By Melissa Starkey
Mt. Cuba Center’s natural lands span more than 1000 acres, including meadows, forests, and old farm fields with the potential to be transformed into rich habitats that provide ecosystem functions and services. In one of our latest projects, Mt. Cuba’s natural lands manager, Nate Shampine, and his team are converting a 10-acre degraded site into a native upland meadow. The goal of this project is to create a natural-looking meadow brimming with native wildflowers that support pollinators and other native species.
Preparing the Site
Work to prepare the site for the new meadow started in August of 2021. One of the biggest challenges with installing and managing a meadow is that initial competition by invasive weeds can result in poor establishment of the native plants. Therefore, it is best to start with as clean of a slate as possible to give the desired plants the best chance to survive and thrive. To this end, the Mt. Cuba team carried out multiple weed control applications throughout the 2021 and 2022 growing seasons, with the goal of exhausting the unwanted weed seedbank in the soil prior to planting.
Image 1: The degraded field on Mt. Cuba’s natural lands which will one day be an ecologically functional meadow.
Selecting the Seeds
Shampine designed a fully customized seed mix of 39 native plant species historically found in the Piedmont region of Delaware, with a ratio of 60% wildflowers to 40% grasses.
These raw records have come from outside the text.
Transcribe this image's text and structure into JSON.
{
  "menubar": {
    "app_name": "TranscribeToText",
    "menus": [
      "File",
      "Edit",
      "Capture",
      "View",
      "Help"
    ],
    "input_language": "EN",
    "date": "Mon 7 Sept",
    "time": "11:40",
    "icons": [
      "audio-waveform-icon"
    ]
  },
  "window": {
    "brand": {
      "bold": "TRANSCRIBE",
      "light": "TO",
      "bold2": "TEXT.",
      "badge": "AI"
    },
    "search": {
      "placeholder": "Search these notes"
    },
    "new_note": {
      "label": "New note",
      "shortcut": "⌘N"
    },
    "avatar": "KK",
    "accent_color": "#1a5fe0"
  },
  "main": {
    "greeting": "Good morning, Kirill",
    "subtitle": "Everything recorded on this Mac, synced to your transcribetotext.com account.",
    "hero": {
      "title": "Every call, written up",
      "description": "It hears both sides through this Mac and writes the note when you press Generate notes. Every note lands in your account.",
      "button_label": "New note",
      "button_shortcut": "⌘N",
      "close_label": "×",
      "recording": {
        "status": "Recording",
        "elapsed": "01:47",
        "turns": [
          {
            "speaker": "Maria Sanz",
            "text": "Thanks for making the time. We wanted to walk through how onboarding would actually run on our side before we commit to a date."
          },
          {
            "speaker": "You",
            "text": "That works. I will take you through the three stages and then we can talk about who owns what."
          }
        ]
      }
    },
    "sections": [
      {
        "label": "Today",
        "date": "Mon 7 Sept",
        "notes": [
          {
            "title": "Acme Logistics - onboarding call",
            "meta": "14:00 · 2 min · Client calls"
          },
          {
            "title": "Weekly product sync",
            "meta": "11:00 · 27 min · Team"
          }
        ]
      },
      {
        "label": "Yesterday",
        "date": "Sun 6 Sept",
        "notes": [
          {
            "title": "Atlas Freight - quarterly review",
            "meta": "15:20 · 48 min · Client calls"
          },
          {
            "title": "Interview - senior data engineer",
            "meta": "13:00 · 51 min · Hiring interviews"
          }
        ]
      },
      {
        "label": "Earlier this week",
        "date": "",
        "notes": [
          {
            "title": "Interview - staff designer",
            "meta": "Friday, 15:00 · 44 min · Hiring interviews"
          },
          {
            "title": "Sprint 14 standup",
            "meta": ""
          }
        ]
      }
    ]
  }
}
In order to maximize genetic diversity, Mt. Cuba purchased seeds from three different suppliers and used local ecotypes to ensure that the selections are genetically appropriate for our region. In addition, volunteers collected and cleaned seeds for one commercially unavailable grass species, broomsedge bluestem (Andropogon virginicus), from Mt. Cuba’s property so that it could also be included in the mix. Designing a meadow with increased species diversity and genetic variation will help to build a resilient landscape that has the genetic toolkit to withstand potential future challenges, such as climate change, disease, and invasive species.
Image 2: Native plant seeds of all shapes and sizes were included in the fully customized meadow mixture.
Since the site is less than 20 acres in size, the primary goal for the meadow is to support pollinators rather than grassland birds, such as bobolinks and meadowlarks, which need larger habitat areas. Therefore, the seed mixture contained a diverse array of native wildflowers that bloom throughout multiple seasons to maximize floral resources for pollinators. The unique blend included species less common in meadow plantings, such as Culver’s-root (Veronicastrum virginicum), and not just one but seven species each of goldenrod (Solidago) and native bush clover (Lespedeza). Shampine focused on including shorter growing grass species, such as broomsedge bluestem, purple lovegrass (Eragrostis spectabilis), and little bluestem (Schizachyrium scoparium), while avoiding large, aggressive native grasses, such as yellow Indian grass (Sorghastrum nutans) and big bluestem (Andropogon gerardi), that can outcompete other species and result in a monoculture.
Planting the Site
The team planted the new meadow in January 2023 to allow for the cold stratification that many wildflower seeds need to germinate. They planted the seeds using a no-till seed drill, which minimizes soil disturbance by only disrupting the top layer of soil.
Image 3: The Mt. Cuba team used a no-till seed drill to disperse and plant the seeds with minimal disturbance.
Since the seeds in the mixture varied greatly in size, weight, and shape, ranging from solid and heavy Senna hebecarpa seeds to light and fluffy grass seeds, the team had to calibrate the machine to ensure proper distribution when planting. Shampine opted for a seeding rate of 50 seeds per square foot, which accounts for losses due to low germination rates, seeds being eaten by birds, and other factors. The team planted over 24 million seeds weighing a total of 90 pounds, with an end goal of establishing three to five mature plants per square foot.
Image 4: Transforming the degraded field into a meadow one row at a time.
Looking to the Future
Installing a meadow from scratch is a long-term project which requires extensive preparation and forward thinking — seeing results will take time. During the first two growing seasons, the team will mow the newly planted site at a height of 8-12 inches, which will reduce competition from weeds and allow the newly germinated shorter vegetation to establish. While a few annuals such as Rudbeckia species might pop up this year, substantial growth will be clearer by year three, and some species will take up to five to seven years to appear. Mt. Cuba plans to do more meadow restorations each year, so keep checking back to watch our new meadows grow!